This website uses cookies for anonymised analytics and for core features such as voting on polls and comments. See our privacy and cookies policies for more information.


Get TFN updates
The voice of Scotland’s vibrant voluntary sector

Published by Scottish Council for Voluntary Organisations

TFN is published by the Scottish Council for Voluntary Organisations, Mansfield Traquair Centre, 15 Mansfield Place, Edinburgh, EH3 6BB. The Scottish Council for Voluntary Organisations (SCVO) is a Scottish Charitable Incorporated Organisation.
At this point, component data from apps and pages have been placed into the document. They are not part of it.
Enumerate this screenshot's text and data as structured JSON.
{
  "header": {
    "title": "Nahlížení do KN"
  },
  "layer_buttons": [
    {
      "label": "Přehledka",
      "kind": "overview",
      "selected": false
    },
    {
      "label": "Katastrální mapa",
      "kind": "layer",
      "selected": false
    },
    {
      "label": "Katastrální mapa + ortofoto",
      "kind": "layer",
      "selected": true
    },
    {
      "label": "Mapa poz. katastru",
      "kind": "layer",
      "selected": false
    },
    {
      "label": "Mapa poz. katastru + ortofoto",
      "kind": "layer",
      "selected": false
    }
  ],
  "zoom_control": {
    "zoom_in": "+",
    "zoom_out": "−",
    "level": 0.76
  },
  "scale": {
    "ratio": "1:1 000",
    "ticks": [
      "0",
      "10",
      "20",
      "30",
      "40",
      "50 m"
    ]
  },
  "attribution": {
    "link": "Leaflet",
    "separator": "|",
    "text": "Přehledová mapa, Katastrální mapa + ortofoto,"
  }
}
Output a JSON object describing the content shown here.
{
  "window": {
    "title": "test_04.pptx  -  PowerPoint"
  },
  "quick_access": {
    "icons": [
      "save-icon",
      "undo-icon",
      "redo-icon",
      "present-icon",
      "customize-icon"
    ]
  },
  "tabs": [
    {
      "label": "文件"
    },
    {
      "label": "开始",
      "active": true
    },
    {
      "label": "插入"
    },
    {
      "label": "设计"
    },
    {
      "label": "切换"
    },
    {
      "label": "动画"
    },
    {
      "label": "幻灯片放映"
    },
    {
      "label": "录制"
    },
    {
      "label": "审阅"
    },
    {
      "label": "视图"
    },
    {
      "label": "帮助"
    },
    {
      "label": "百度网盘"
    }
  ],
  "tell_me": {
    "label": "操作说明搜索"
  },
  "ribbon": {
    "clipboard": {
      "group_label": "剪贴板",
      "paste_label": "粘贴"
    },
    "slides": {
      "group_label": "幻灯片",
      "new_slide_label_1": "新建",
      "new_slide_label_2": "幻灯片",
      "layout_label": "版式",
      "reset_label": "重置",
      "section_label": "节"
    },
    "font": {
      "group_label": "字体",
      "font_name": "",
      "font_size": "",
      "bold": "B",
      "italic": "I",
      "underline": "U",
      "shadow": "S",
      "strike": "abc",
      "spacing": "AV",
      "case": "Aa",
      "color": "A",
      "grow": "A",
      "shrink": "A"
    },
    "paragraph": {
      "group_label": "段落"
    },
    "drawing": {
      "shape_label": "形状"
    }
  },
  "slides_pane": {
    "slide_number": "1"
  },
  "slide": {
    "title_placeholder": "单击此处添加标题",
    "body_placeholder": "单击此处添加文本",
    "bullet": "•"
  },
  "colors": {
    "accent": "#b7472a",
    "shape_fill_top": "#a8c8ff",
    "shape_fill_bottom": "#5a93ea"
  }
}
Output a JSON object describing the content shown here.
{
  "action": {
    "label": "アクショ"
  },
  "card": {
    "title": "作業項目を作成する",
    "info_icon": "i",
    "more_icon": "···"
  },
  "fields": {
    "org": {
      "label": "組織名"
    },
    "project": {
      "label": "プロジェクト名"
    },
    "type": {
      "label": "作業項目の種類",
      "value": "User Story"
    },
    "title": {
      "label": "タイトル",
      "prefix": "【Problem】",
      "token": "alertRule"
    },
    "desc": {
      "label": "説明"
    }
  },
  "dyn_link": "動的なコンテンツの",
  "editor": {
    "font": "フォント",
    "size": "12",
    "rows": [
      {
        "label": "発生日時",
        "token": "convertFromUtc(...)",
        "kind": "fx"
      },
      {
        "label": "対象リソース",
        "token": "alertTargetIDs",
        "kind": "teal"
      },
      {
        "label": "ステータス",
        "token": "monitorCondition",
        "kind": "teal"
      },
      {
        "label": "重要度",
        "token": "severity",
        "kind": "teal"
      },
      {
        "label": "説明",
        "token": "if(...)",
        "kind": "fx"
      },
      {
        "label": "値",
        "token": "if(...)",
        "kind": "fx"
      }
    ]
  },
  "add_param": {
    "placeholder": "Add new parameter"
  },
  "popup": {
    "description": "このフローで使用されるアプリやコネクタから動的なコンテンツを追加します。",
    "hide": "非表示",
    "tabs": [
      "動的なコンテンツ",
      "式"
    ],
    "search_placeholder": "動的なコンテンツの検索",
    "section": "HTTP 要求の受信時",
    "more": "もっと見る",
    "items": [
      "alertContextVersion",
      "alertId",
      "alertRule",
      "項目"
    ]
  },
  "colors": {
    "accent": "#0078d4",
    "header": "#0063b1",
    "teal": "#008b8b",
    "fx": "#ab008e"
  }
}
Registration number SC003558.

Children's charities call for wellbeing to be placed at the heart of government

This post is 7 months old
 

Children in Scotland has unveiled its manifesto for 2021-26

Children's charities have called for wellbeing to be placed at the heart of government in Scotland.

Children in Scotland has launched its manifesto for the 2021-26 Scottish Parliament, backed by national and local organisations from across the children’s sector.

The manifesto outlines key changes in policy and legislation the charity believes the next Scottish Government must make to improve outcomes for children and young people living in Scotland, and their families.

It contains 10 themes and 33 calls, with demands of political parties including:

Learning

Drawing on the experience in Finland to introduce a ‘hobby premium’ to ensure that all children and young people in Scotland have free access to a hobby or activity of their choice within or around the school day.

Rights and democracy

Supporting Citizens Assemblies to extend their scope to include the voice and perspectives of under-16s.

Economic planning

Producing a comprehensive Wellbeing Budget by 2022 to ensure that the annual Scottish budget is designed and implemented with the goal of improving the wellbeing of all citizens in Scotland, including children, young people and families.

Environment

Improving air quality in locations where children live, learn and play: a school air quality monitoring and education scheme should be introduced to measure air quality, educate children and families about this issue, and reduce children’s exposure to harmful pollutants.

Children in Scotland’s chief executive Jackie Brock said: “Our Manifesto is being launched at the end of a punishing year for so many children and families, but we feel there’s a shared recognition that this is also a time for a radical change in direction for policymaking and legislation.

“We now need a deeper and more wholehearted restructuring of society, based on redistributing power to children, young people and families who’ve never had it before. Taken together the calls in this Manifesto make that case.”

Amy Woodhouse, the charity’s head of policy, projects and participation, said: “This manifesto builds on three examples of hugely significant policy change in Scotland over the past year – the recommendations of the Independent Care Review, the introduction of the Equal Protection Act, and the promise of full incorporation of the UNCRC.

“These are all powerful signs of the effectiveness of collective campaigning to make change for children, and we’ll be taking forward our 2021-26 manifesto in that spirit.

“In the run-up to the election as we use this manifesto to influence parties’ policy platforms, we will welcome the support and solidarity of other organisations who may wish to endorse our calls.”

Organisations who have already endorsed the manifesto in full include Save the Children, Children 1st, YouthLink Scotland, Together (Scottish Alliance for Children’s Rights), PEEK (Possibilities for Each and Every Kid), Includem, Play Scotland, Starcatchers, the Health and Social Care Alliance and the Yard.

Organisations that have signed up to specific themes include the Children’s Parliament (Theme 1), Friends of the Earth Scotland (Theme 9), Place2Be (Themes 1, 2, 4, 5, 7, 8 and 10) and the Royal Caledonian Education Trust ( Themes 1, 2, 3, 4, 5 and 10).

The manifesto was shared last week with Children in Scotland’s members, and attendees at the charity’s online annual conference.

It has been developed over the past 18 months with input from Children in Scotland’s members, its children and young people’s advisory group, and its staff and board.

 

Comments

Be the first to comment.